#### EXERCISE OBJECTIVE:
Wherever the string "change" appears in the entries below, return the line that holds it.
"""
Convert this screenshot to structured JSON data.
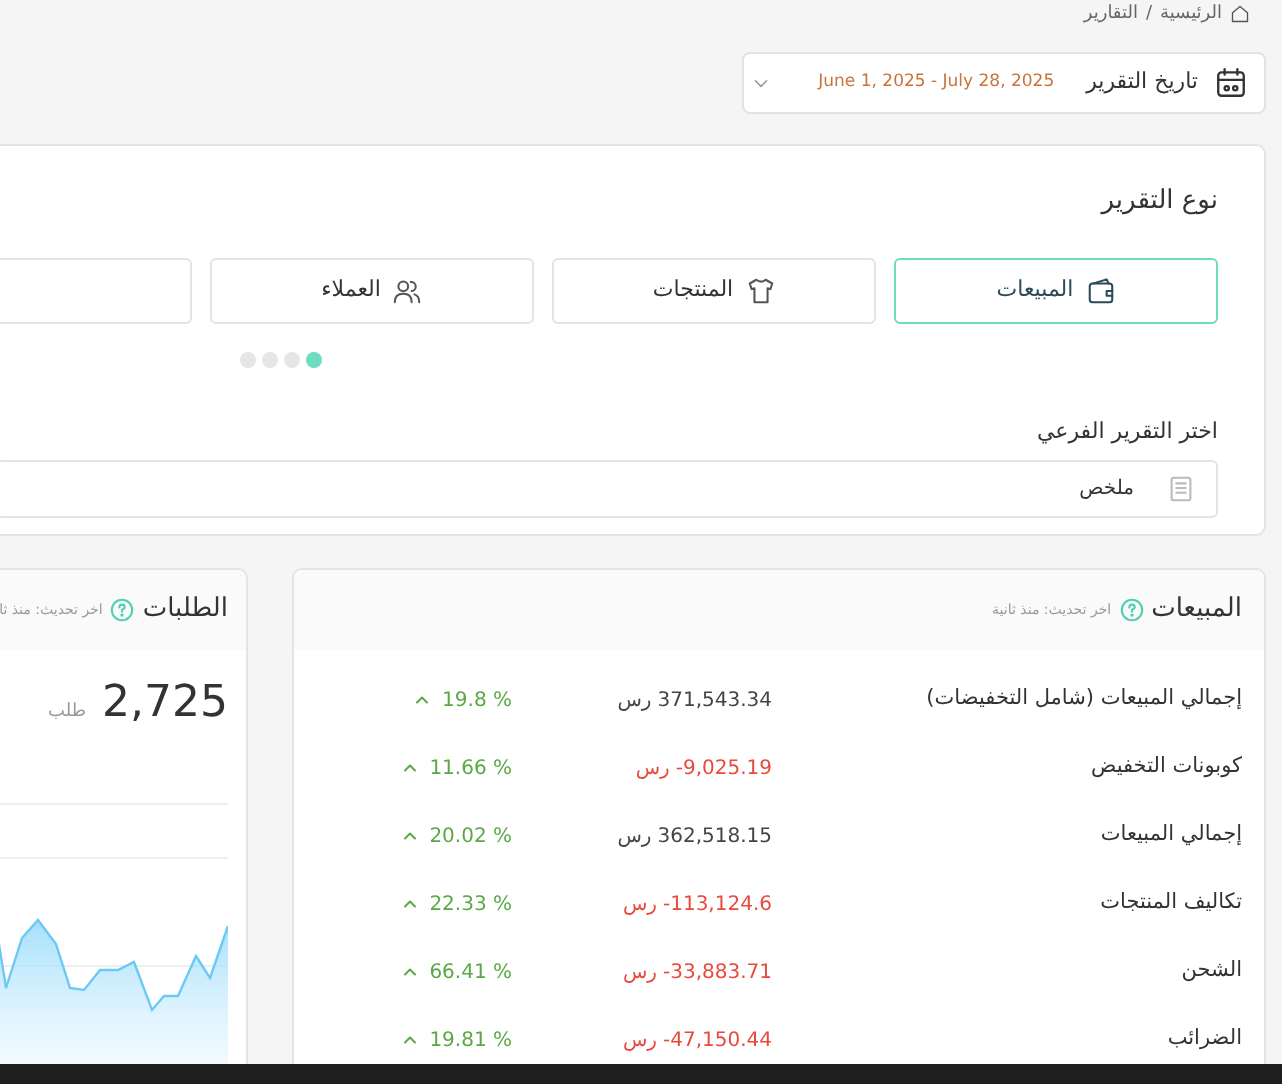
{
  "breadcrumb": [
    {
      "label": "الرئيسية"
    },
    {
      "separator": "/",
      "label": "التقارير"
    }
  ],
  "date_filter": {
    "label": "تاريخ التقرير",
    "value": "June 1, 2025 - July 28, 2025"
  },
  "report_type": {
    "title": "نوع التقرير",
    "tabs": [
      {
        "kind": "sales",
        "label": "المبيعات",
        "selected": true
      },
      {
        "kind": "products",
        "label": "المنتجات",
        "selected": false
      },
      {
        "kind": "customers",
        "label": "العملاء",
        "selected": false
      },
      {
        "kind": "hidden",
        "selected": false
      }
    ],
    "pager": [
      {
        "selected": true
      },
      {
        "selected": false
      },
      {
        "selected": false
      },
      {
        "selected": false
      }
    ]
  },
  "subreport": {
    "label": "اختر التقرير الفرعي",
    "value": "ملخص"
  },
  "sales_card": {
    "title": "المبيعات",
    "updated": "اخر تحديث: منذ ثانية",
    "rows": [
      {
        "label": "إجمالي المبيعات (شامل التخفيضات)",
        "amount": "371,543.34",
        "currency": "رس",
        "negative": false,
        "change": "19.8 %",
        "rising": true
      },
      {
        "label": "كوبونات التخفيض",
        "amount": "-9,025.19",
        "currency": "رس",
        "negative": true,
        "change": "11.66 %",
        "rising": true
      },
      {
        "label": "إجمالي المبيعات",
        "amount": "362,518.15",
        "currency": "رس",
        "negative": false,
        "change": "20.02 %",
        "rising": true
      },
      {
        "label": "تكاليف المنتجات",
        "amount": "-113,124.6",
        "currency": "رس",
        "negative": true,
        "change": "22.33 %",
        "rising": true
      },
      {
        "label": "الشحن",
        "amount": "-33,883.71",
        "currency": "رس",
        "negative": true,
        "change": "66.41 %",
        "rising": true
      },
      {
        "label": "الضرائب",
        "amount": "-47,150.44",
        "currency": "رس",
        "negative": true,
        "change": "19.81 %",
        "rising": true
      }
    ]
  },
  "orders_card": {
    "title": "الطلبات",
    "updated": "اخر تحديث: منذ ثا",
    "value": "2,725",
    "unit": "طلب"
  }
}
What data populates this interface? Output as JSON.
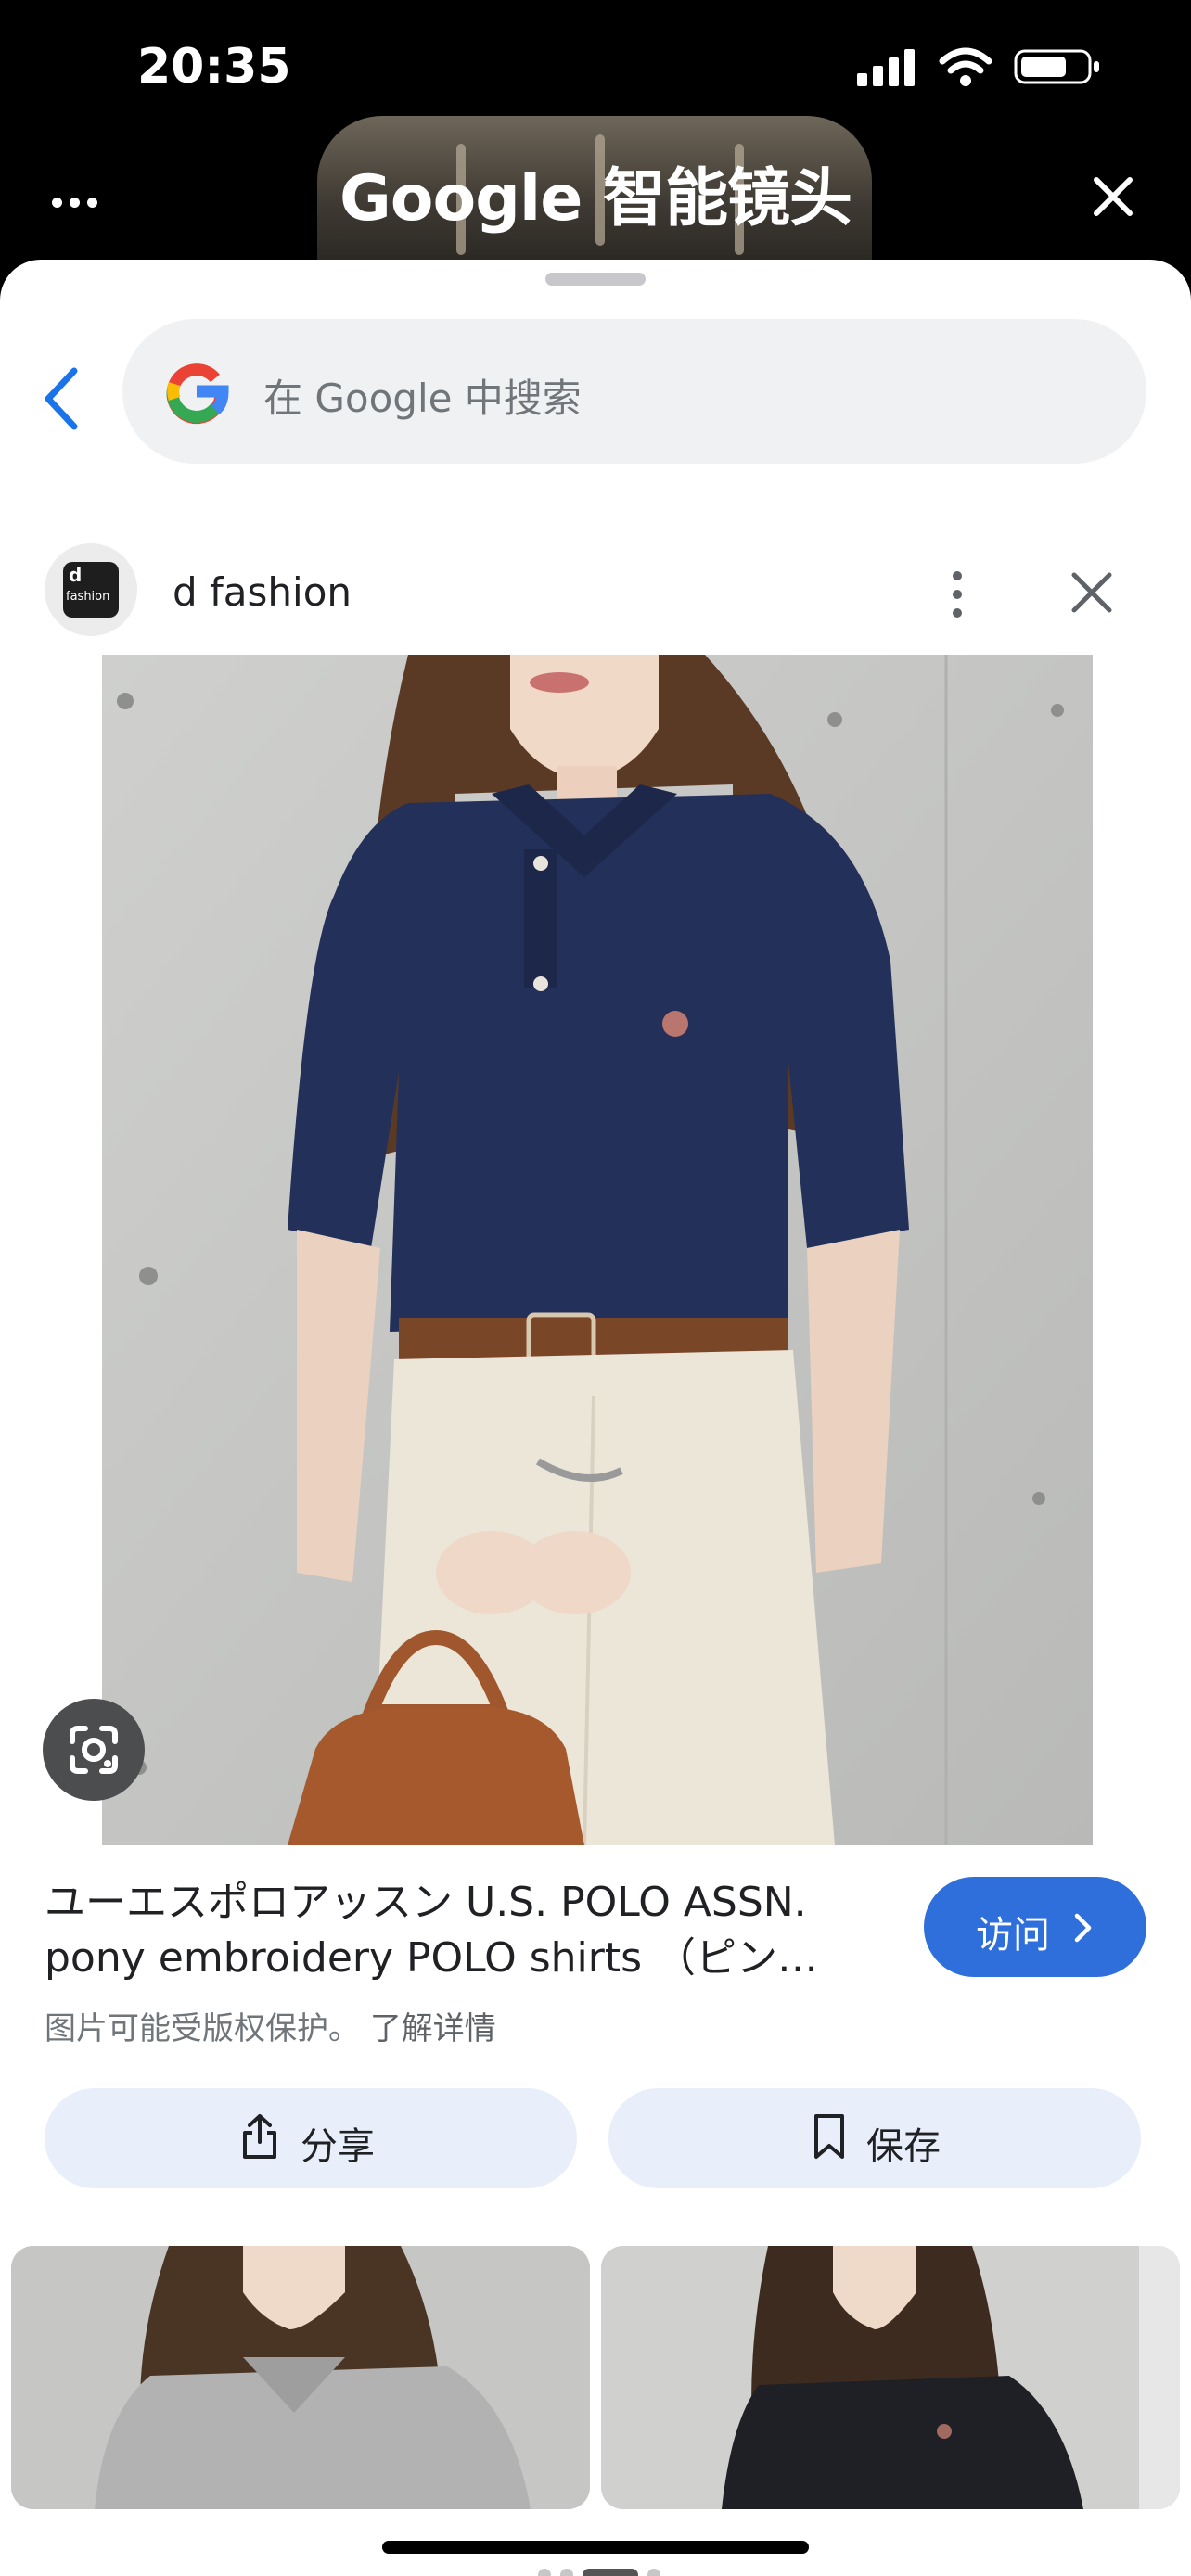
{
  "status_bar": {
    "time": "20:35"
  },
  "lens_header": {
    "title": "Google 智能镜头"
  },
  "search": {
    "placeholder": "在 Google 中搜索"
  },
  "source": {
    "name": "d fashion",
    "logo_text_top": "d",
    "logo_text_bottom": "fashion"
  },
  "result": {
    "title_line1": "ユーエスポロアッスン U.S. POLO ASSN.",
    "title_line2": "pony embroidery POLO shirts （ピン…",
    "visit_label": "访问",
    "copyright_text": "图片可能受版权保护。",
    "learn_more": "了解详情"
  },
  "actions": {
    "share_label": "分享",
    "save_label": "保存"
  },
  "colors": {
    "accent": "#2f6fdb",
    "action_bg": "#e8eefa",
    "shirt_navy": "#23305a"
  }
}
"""
#### RESPONSE BOX:
        "change": "19.8 %",
        "change": "11.66 %",
        "change": "20.02 %",
        "change": "22.33 %",
        "change": "66.41 %",
        "change": "19.81 %",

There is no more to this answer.